Several other members of the committee reported that information had been given to them by persons who wish to remain anonymous, and a gentleman who also wished his name no to be mentioned came to the meeting and offered certain information as confirmation.

After a discussion it was unanimously agreed, with one abstention, that the protest be upheld. In accordance with regulation no 7 Mr Edwards forfeits all prizes. The secretary will write to him to this effect.


Raffle for a pig

Have you ever entered a raffle not knowing if you wanted the prize? Traditionally a ballot for a pig was held at every village show. A tradition that has sadly not been upheld.

In 1939 Mr Bampkin of Gibb Lane Catshill was the lucky winner of the pig in question. However when the farmer tried to deliver the animal, Mr Bampkin said there had been a misunderstanding and wanted the money instead.

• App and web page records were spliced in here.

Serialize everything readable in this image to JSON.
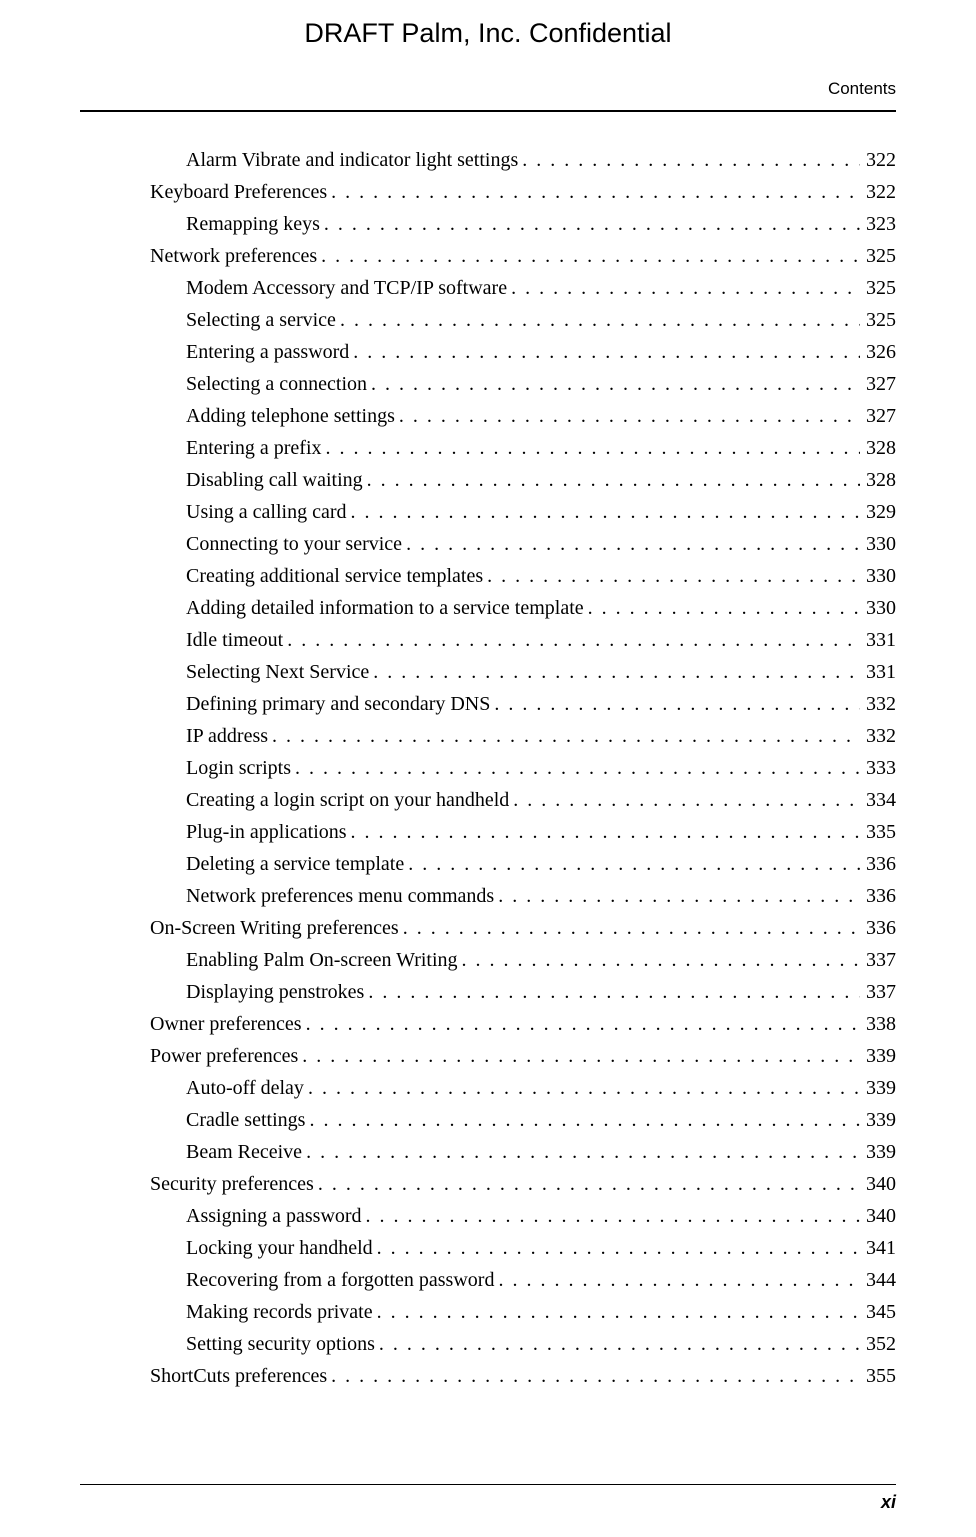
{
  "header": {
    "draft_line": "DRAFT   Palm, Inc. Confidential",
    "section": "Contents"
  },
  "toc": [
    {
      "level": 2,
      "title": "Alarm Vibrate and indicator light settings",
      "page": "322"
    },
    {
      "level": 1,
      "title": "Keyboard Preferences",
      "page": "322"
    },
    {
      "level": 2,
      "title": "Remapping keys",
      "page": "323"
    },
    {
      "level": 1,
      "title": "Network preferences",
      "page": "325"
    },
    {
      "level": 2,
      "title": "Modem Accessory and TCP/IP software",
      "page": "325"
    },
    {
      "level": 2,
      "title": "Selecting a service",
      "page": "325"
    },
    {
      "level": 2,
      "title": "Entering a password",
      "page": "326"
    },
    {
      "level": 2,
      "title": "Selecting a connection",
      "page": "327"
    },
    {
      "level": 2,
      "title": "Adding telephone settings",
      "page": "327"
    },
    {
      "level": 2,
      "title": "Entering a prefix",
      "page": "328"
    },
    {
      "level": 2,
      "title": "Disabling call waiting",
      "page": "328"
    },
    {
      "level": 2,
      "title": "Using a calling card",
      "page": "329"
    },
    {
      "level": 2,
      "title": "Connecting to your service",
      "page": "330"
    },
    {
      "level": 2,
      "title": "Creating additional service templates",
      "page": "330"
    },
    {
      "level": 2,
      "title": "Adding detailed information to a service template",
      "page": "330"
    },
    {
      "level": 2,
      "title": "Idle timeout",
      "page": "331"
    },
    {
      "level": 2,
      "title": "Selecting Next Service",
      "page": "331"
    },
    {
      "level": 2,
      "title": "Defining primary and secondary DNS",
      "page": "332"
    },
    {
      "level": 2,
      "title": "IP address",
      "page": "332"
    },
    {
      "level": 2,
      "title": "Login scripts",
      "page": "333"
    },
    {
      "level": 2,
      "title": "Creating a login script on your handheld",
      "page": "334"
    },
    {
      "level": 2,
      "title": "Plug-in applications",
      "page": "335"
    },
    {
      "level": 2,
      "title": "Deleting a service template",
      "page": "336"
    },
    {
      "level": 2,
      "title": "Network preferences menu commands",
      "page": "336"
    },
    {
      "level": 1,
      "title": "On-Screen Writing preferences",
      "page": "336"
    },
    {
      "level": 2,
      "title": "Enabling Palm On-screen Writing",
      "page": "337"
    },
    {
      "level": 2,
      "title": "Displaying penstrokes",
      "page": "337"
    },
    {
      "level": 1,
      "title": "Owner preferences",
      "page": "338"
    },
    {
      "level": 1,
      "title": "Power preferences",
      "page": "339"
    },
    {
      "level": 2,
      "title": "Auto-off delay",
      "page": "339"
    },
    {
      "level": 2,
      "title": "Cradle settings",
      "page": "339"
    },
    {
      "level": 2,
      "title": "Beam Receive",
      "page": "339"
    },
    {
      "level": 1,
      "title": "Security preferences",
      "page": "340"
    },
    {
      "level": 2,
      "title": "Assigning a password",
      "page": "340"
    },
    {
      "level": 2,
      "title": "Locking your handheld",
      "page": "341"
    },
    {
      "level": 2,
      "title": "Recovering from a forgotten password",
      "page": "344"
    },
    {
      "level": 2,
      "title": "Making records private",
      "page": "345"
    },
    {
      "level": 2,
      "title": "Setting security options",
      "page": "352"
    },
    {
      "level": 1,
      "title": "ShortCuts preferences",
      "page": "355"
    }
  ],
  "footer": {
    "page_number": "xi"
  }
}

Eventually the committee agreed to give Mr Bampkin a cash prize of £1.5s in lieu of the pig.


Shooting and dancing

Another traditional activity at the show was the air gun shooting competition, open to all comers (no discrimination here) from 3pm till dark – entry 3d. For some reason it was stopped – health and safety gone mad…


These days the event is done and dusted by 5pm. In the 20s and 30s after the prizes were awarded at 8pm there was dancing to a local band until midnight.